Free eBooklet from H2!

Friday, 8 July 2011

Are you too polite to complain?

It's post-exam season here in the UK, so the teenagers are footloose and fancy free, without a care in the world, having a well-eared rest before they get their results...

Good for them I say, but for us commuters, there's a menace on the train lines: 'gangs (gaggles?) of yoofs' piling into the train carriages, weighed down with rucksacks, sleeping bags and 6-packs of larger - on their way to or from one or other of the plethora of music festivals... That's all well and good, but for those of us going about our daily commute, minding our own business (literally), the imposition of loud, not particularly entertaining banter, laughter and squeals is somewhat distracting and downright irritating. Unfortunately the UK trains are just not big enough to accommodate the influx of additional (unwashed) bodies. So what do you do (or have you done) about it? Nothing? Sit quietly fuming, counting the minutes down until your stop?

Yesterday I witnessed myself go through the initial dismay of "oh no, this ‘lovely-half-empty-post-rush-hour-train-that-I-chose- to-travel-into-London-on’ has been over-run with noisy teenagers"… to 10 minutes later, the utter irritation of: "How on earth can 6 people be so unaware of their surroundings, so disrespectful of other passengers right/desire for peace?"... And then I did something somewhat uncharacteristic - I actually decided to say something! "What?" I hear you say... "You mean you actually asked them to pipe down and they didn't stab you?!"

The reality is I made a quick assessment of the situation, decided that they were just ordinary, slightly hung-over young people on a day-trip together. They didn't look like a gang, or sound like a gang (not according to the stereotype in my mind, anyway). So I simply turned to one of the girls sitting next to me and calmly said (with a conscious disarming smile and non-confrontational body language): "I really don't want to be a party pooper, but would you mind keeping your voices down a little?" All 6 of them looked at me, somewhat shocked. I'm guessing because nobody has ever said anything like that before. After a couple of sarcastic comments in stage whispers to each other about having to communicate in sign language, or by passing notes, they continued their (somewhat banal) conversation at a much reduced, more tolerable volume and within 30 minutes they were all asleep! I caught the eyes of a few other passengers nearby, and they beamed at me. It felt like a 'take a bow' moment, but it was hardly an act of heroism. I simply overcame my British politeness, and put my respectful assertive communication skills into practice.

As I sat there, feeling quite pleased with myself (and sharing the fact on my Facebook status) a middle aged gentleman got onto the train and sat down next to me. He then proceeded to open a plastic bag and take out a strong smelling sandwich. Goodness knows what was in it, sardines and onions? Now this was really a tricky one. I know what it's like when you're that hungry, you've just got to eat. And sometimes you can't avoid eating on a train.
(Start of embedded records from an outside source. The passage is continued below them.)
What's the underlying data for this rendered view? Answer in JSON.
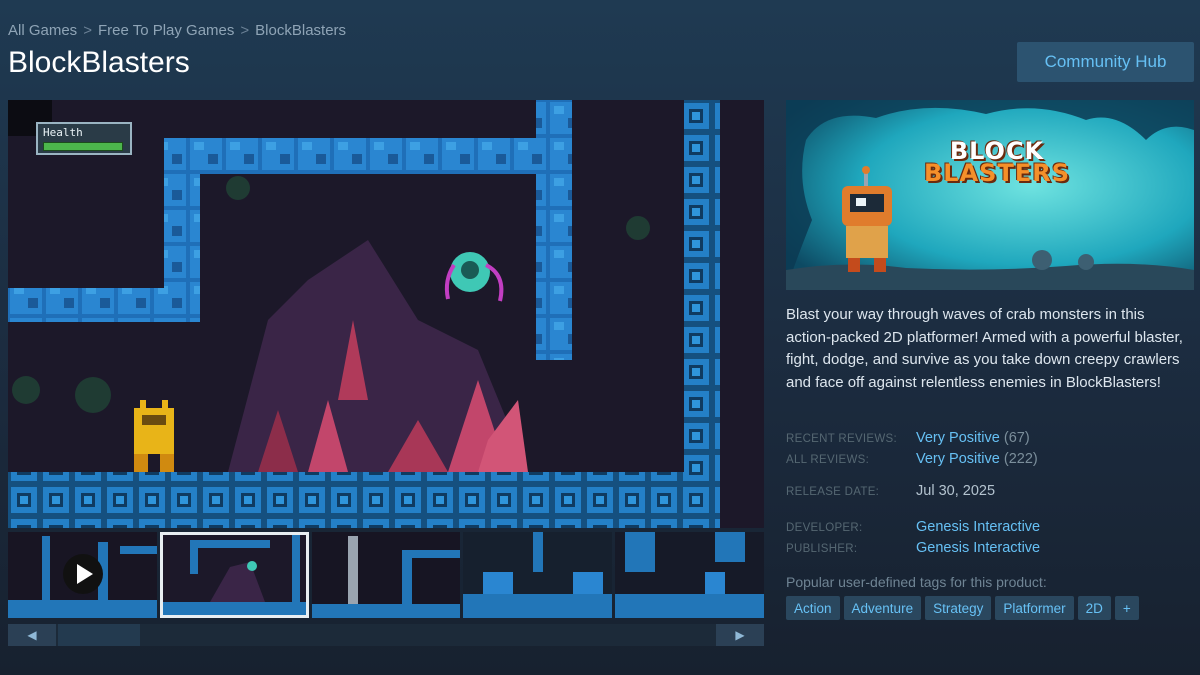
{
  "breadcrumb": {
    "items": [
      "All Games",
      "Free To Play Games",
      "BlockBlasters"
    ],
    "separator": ">"
  },
  "title": "BlockBlasters",
  "community_hub_label": "Community Hub",
  "media": {
    "health_label": "Health",
    "thumbnails_count": 5,
    "selected_thumbnail": 2
  },
  "capsule": {
    "title_line1": "BLOCK",
    "title_line2": "BLASTERS"
  },
  "description": "Blast your way through waves of crab monsters in this action-packed 2D platformer! Armed with a powerful blaster, fight, dodge, and survive as you take down creepy crawlers and face off against relentless enemies in BlockBlasters!",
  "reviews": {
    "recent_label": "RECENT REVIEWS:",
    "recent_value": "Very Positive",
    "recent_count": "(67)",
    "all_label": "ALL REVIEWS:",
    "all_value": "Very Positive",
    "all_count": "(222)"
  },
  "release": {
    "label": "RELEASE DATE:",
    "value": "Jul 30, 2025"
  },
  "developer": {
    "label": "DEVELOPER:",
    "value": "Genesis Interactive"
  },
  "publisher": {
    "label": "PUBLISHER:",
    "value": "Genesis Interactive"
  },
  "tags": {
    "label": "Popular user-defined tags for this product:",
    "items": [
      "Action",
      "Adventure",
      "Strategy",
      "Platformer",
      "2D",
      "+"
    ]
  },
  "scroll": {
    "left_arrow": "◀",
    "right_arrow": "▶"
  },
  "colors": {
    "link": "#66c0f4",
    "tag_bg": "#2a475e",
    "page_bg": "#1b2838"
  }
}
But my goodness, please spare a thought for the people you inflict with ‘passive eating’! Did I say anything to him? No I didn't, I just slouched down in my seat and tried to breathe through my mouth and not my nose. It had already occurred to me that I might be a bossy control freak. One of my FB friends commented on my status update, likening me to "Victor(ia) Meldrew". I really didn't feel like proving the point by asking the man to take his sandwich elsewhere.

Perhaps you'd think that as a trainer of communication skills, particularly 'assertive communication' and 'influencing skills', I would have been in there, all guns blazing (not literally, I hope.) But actually, when you're sitting in a train, there's a strange unspoken protocol that we just shouldn't interfere with what other people are doing - even if it is antisocial. With my trainer hat on, I would say it's important for human beings to communicate and negotiate with each other to reach mutually acceptable outcomes... if we don't, then resentment really can and does build up and then the fall-out can be catastrophic. However, as an off-duty trainer I recognise that I am still often 'too polite' to say anything. And that's a good thing - I don't want to become a moaning 'grumpy old woman', interfering in other people's fun. But I do fantasize about a time when we human beings can naturally be a bit more respectful of each other, and to be able to politely remind those of their impact on us without fearing violence.
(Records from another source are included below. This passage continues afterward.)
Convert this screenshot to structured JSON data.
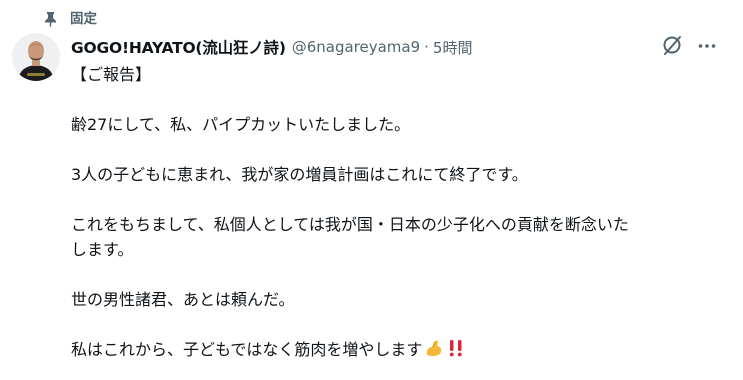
{
  "pinned": {
    "label": "固定",
    "icon": "pin-icon"
  },
  "author": {
    "display_name": "GOGO!HAYATO(流山狂ノ詩)",
    "handle": "@6nagareyama9",
    "separator": "·",
    "time": "5時間"
  },
  "actions": {
    "grok_icon": "grok-icon",
    "more_icon": "more-icon"
  },
  "post": {
    "line1": "【ご報告】",
    "line2": "齢27にして、私、パイプカットいたしました。",
    "line3": "3人の子どもに恵まれ、我が家の増員計画はこれにて終了です。",
    "line4": "これをもちまして、私個人としては我が国・日本の少子化への貢献を断念いたします。",
    "line5": "世の男性諸君、あとは頼んだ。",
    "line6": "私はこれから、子どもではなく筋肉を増やします",
    "emojis": [
      "flexed-biceps-emoji",
      "double-exclamation-emoji"
    ]
  }
}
I'd love to hear from anyone who has tried with or without success to influence the behaviour of others - on a train, on the tube, in the cinema or in an open plan office...

No comments:

Post a Comment